:: Task goal ::
Gather all lines in the entries below that include the word "label".

:: Stored data ::
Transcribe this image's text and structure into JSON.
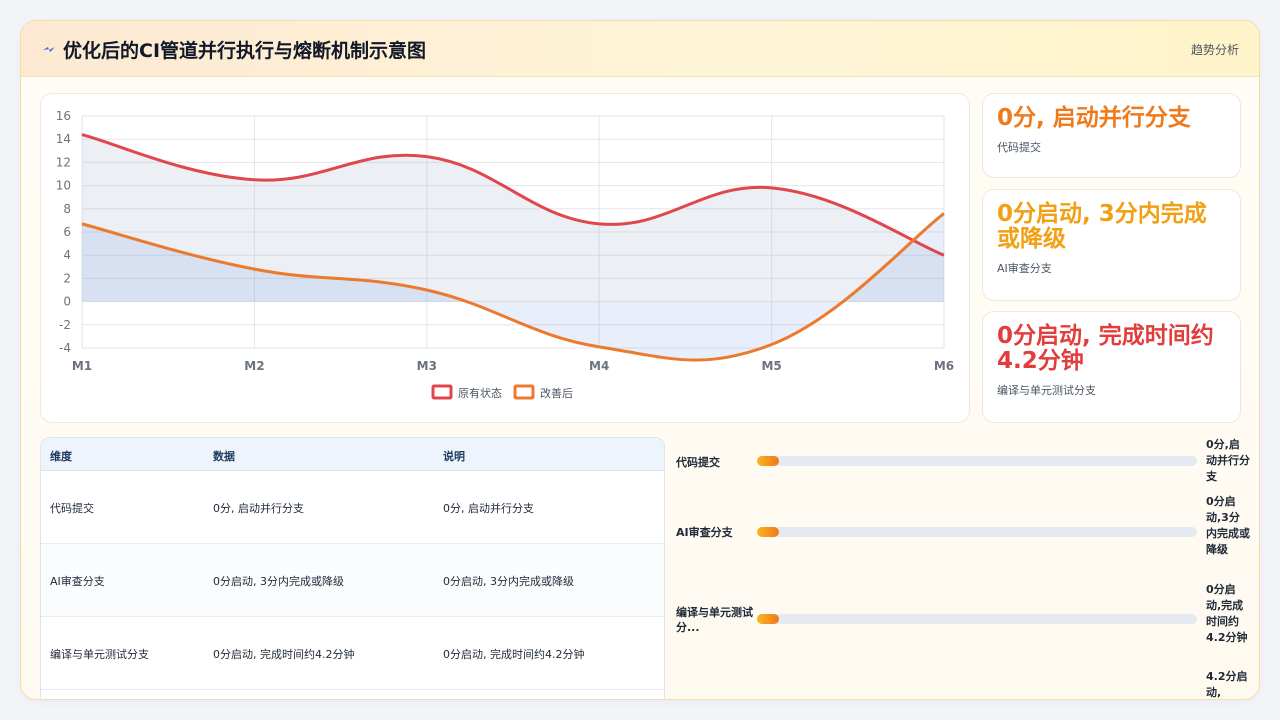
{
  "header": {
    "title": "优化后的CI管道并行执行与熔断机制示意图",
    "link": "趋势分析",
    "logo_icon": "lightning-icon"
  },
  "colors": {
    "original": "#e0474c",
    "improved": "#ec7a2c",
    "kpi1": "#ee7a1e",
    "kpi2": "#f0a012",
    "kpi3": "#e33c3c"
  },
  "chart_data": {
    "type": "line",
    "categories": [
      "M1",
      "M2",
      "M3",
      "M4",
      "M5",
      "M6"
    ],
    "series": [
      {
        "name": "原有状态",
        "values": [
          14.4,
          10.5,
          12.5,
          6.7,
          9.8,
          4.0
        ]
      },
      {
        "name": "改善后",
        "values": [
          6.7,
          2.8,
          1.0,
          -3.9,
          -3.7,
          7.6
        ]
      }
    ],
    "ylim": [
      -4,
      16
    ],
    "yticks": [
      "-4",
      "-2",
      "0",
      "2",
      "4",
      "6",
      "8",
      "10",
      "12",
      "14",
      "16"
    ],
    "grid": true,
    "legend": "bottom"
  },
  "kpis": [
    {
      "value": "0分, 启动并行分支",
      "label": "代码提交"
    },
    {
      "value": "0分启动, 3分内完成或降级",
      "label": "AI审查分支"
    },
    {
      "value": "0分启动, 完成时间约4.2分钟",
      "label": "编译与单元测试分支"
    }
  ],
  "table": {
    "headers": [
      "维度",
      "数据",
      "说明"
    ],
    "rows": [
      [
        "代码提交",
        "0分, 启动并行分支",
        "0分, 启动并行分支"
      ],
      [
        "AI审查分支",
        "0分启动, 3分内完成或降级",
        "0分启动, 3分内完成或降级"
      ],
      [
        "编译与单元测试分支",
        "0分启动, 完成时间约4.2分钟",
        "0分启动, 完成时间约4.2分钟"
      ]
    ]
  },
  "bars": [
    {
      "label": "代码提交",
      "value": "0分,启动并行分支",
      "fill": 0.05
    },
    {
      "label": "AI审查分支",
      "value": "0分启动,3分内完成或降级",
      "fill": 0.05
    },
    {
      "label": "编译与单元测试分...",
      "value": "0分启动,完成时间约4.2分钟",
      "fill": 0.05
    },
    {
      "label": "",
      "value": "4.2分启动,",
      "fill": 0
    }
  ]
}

:: Task output ::
      "label": "代码提交"
      "label": "AI审查分支"
      "label": "编译与单元测试分支"
      "label": "代码提交",
      "label": "AI审查分支",
      "label": "编译与单元测试分...",
      "label": "",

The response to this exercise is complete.